If you squint a bit, you could possibly imagine Bad Neighbors (Neighbors in the U.S) as a sequel to 2008's Knocked Up. The appearance of Seth Rogen; here as stoned, nearly adult trying to cope with becoming a father and getting a little older, feels like an accurate continuation point for the comedian. Despite not being written by Rogen, Bad Neighbors harbors the same loosey goosey style that we've come to expect when have when Rogen appears on screen. Yet Bad Neighbours would appeal to me more if it simply had more focus. After This is the End (2013), I'm really starting to miss actual jokes.

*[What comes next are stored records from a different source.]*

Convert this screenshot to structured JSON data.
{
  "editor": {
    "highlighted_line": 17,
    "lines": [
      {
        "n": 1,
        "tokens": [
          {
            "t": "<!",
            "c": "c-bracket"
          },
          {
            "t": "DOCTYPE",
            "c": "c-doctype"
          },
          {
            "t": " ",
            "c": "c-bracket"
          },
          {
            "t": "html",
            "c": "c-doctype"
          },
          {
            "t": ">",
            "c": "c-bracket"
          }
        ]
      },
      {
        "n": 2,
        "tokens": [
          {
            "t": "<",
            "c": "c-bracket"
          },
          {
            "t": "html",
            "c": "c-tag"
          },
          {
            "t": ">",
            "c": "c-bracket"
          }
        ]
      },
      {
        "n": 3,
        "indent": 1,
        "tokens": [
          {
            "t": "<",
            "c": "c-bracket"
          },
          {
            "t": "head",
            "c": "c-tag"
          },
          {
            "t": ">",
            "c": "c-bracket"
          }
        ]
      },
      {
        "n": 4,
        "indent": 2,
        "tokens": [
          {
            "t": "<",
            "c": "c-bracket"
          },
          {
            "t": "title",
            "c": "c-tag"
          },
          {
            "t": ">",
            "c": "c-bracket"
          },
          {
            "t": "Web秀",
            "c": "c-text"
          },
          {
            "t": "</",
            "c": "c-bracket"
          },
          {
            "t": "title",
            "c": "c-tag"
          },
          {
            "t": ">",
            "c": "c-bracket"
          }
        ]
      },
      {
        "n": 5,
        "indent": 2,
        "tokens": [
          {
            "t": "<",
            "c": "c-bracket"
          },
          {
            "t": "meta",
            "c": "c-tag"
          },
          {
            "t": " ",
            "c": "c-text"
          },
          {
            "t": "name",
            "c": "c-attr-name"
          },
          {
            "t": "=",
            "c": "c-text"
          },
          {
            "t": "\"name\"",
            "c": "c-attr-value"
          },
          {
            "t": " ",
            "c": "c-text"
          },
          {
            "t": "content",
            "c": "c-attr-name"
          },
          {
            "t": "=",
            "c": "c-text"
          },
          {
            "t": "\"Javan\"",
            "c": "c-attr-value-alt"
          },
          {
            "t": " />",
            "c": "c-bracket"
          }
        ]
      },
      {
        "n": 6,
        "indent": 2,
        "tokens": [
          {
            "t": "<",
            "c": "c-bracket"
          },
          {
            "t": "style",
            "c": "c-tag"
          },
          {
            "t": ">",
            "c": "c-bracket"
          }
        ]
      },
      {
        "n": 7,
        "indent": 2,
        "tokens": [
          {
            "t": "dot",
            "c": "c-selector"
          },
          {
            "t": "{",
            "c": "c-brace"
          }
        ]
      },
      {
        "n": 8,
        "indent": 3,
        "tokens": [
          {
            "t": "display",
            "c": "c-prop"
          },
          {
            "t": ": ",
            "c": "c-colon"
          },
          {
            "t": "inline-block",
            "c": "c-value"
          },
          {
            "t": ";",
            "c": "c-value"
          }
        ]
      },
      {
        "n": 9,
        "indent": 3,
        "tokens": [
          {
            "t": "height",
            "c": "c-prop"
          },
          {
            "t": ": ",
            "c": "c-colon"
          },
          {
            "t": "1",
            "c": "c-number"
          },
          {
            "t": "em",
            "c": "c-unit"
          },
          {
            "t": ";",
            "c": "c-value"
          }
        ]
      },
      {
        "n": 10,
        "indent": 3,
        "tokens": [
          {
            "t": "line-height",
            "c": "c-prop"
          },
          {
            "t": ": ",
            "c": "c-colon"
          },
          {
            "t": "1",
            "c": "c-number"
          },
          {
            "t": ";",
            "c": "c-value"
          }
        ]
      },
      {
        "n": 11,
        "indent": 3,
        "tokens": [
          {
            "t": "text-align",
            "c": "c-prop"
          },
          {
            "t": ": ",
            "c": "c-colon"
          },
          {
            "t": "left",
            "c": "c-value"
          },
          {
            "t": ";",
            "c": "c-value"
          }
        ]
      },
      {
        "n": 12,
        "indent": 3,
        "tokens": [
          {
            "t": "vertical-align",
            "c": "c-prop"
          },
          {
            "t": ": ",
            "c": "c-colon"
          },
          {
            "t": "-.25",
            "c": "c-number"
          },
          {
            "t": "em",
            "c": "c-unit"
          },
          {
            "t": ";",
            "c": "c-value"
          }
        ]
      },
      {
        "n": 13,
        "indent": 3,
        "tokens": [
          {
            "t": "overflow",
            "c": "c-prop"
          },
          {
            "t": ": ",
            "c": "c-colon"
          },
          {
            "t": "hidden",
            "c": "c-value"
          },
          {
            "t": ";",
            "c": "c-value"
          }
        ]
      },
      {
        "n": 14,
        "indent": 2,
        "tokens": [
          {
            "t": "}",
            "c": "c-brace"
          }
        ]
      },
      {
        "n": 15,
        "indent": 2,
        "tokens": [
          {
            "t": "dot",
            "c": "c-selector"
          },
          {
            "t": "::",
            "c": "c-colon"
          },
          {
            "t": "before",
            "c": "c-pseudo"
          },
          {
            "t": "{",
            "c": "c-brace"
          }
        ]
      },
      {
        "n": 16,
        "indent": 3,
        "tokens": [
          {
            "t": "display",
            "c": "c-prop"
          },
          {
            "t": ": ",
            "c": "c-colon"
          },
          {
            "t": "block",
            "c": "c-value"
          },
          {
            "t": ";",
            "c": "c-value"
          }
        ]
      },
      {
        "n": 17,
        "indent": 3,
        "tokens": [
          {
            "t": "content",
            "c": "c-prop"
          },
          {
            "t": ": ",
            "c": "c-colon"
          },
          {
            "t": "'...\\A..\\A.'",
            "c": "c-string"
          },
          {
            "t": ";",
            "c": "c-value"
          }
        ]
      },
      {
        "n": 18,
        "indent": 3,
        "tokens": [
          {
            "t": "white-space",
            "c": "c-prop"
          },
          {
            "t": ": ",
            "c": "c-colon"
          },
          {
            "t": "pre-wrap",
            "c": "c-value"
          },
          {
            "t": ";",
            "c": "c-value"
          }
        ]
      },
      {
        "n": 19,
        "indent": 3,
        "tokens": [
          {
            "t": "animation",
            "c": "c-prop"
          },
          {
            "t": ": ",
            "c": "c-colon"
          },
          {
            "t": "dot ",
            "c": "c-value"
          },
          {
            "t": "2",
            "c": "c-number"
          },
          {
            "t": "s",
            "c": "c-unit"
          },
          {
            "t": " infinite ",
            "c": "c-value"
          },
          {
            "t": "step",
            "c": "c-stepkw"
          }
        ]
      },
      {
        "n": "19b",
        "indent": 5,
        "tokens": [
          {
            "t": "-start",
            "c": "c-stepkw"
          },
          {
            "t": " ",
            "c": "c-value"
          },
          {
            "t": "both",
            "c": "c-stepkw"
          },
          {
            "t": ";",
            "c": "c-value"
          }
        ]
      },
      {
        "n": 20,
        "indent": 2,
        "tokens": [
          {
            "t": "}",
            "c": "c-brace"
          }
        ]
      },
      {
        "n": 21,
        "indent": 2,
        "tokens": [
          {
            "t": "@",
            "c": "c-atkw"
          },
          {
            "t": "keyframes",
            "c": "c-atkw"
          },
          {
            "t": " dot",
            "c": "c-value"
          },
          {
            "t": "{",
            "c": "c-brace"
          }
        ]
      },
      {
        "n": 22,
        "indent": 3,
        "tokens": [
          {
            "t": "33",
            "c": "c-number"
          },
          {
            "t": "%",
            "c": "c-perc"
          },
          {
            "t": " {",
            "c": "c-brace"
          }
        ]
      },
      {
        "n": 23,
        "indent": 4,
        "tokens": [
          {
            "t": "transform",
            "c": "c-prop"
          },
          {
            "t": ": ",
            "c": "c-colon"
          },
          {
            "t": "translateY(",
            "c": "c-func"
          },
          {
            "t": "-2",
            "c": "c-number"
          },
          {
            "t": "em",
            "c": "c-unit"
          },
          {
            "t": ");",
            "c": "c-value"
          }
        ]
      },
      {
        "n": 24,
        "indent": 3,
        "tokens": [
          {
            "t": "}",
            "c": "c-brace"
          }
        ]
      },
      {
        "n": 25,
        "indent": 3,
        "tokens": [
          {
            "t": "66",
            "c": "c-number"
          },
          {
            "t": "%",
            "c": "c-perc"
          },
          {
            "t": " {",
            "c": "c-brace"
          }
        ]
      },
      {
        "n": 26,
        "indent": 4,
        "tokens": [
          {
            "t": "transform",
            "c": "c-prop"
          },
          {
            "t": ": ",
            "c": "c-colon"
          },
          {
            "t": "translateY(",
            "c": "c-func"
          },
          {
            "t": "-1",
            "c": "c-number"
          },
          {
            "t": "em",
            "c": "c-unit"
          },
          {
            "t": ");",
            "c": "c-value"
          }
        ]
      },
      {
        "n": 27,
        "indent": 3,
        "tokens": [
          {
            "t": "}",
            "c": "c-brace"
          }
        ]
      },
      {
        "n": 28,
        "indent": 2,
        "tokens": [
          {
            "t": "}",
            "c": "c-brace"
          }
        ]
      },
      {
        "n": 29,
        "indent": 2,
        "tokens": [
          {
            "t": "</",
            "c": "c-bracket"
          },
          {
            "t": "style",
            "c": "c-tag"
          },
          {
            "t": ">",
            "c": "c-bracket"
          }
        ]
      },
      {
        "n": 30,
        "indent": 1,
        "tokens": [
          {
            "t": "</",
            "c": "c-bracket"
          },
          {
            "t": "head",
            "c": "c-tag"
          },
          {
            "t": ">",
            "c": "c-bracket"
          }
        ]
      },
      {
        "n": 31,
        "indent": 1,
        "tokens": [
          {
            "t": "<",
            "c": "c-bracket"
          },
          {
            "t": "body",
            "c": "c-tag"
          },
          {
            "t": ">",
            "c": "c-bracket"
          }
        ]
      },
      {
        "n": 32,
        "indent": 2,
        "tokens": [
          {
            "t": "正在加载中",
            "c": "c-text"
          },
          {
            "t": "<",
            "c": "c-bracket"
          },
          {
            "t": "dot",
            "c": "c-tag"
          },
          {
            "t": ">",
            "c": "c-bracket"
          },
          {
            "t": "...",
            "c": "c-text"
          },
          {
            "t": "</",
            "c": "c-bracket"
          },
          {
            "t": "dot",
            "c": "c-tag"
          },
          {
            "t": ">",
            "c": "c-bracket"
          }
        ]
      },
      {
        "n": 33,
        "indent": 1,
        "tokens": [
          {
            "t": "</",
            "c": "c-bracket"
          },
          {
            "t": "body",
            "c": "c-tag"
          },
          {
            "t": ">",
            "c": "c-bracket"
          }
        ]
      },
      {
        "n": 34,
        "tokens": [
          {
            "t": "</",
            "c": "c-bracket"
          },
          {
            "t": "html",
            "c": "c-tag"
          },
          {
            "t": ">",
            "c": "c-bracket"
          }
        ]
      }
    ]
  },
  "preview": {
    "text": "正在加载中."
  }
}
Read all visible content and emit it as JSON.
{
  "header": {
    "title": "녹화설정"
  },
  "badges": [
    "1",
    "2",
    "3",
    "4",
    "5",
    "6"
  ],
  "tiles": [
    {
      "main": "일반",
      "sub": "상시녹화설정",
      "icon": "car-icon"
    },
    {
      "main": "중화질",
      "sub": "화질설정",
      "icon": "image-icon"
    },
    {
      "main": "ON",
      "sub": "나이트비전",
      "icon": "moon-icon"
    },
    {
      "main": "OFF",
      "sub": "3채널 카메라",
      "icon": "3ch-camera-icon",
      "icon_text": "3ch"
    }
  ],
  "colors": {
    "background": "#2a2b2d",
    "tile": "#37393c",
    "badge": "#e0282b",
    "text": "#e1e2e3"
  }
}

Bed Neighbors may have a screenplay credited to two people, yet the film still gravitates towards shiftless improvisation which slowly becomes more tiresome as the film wears on. Stroller is more than willing to let scenes drift into unamusing and jarring dreariness as you realise the actors are trying too hard with their ad-libbing. The stoner references and the college party hijinks still have a certain allure to me, I guess (the film handles itself better than, say Project X), yet watching Zac Efron and Dave Franco push a "bros before hoes" sequence until it fizzles to an unfunny puddle is generally not needed. A shame as Franco has great comic presence, while Eforn shines brightest in the film as a whole.

The film is sporadically amusing, with some of the (actual) jokes and quips actually striking quite hard on my funny bone. The airbag sequence from the films marketing spots still made me laugh out loud in the cinema, while the Robert De Niro party appeals to the film nerd in me. As does the use of Batman actors to show the gap in two side's ages. There's a small amount of quirky moments that kept me from doing what I witnessed a couple do halfway through – walk out.

That said, I found myself more interested in which role we could see Zac Efron play next. He has a right amount of charm and presence to play an effective sociopath. The fact that I was more interested in Efron's future than the cheap gags he was performing on screen, says to me that the film just wasn't doing its job to it's full potential.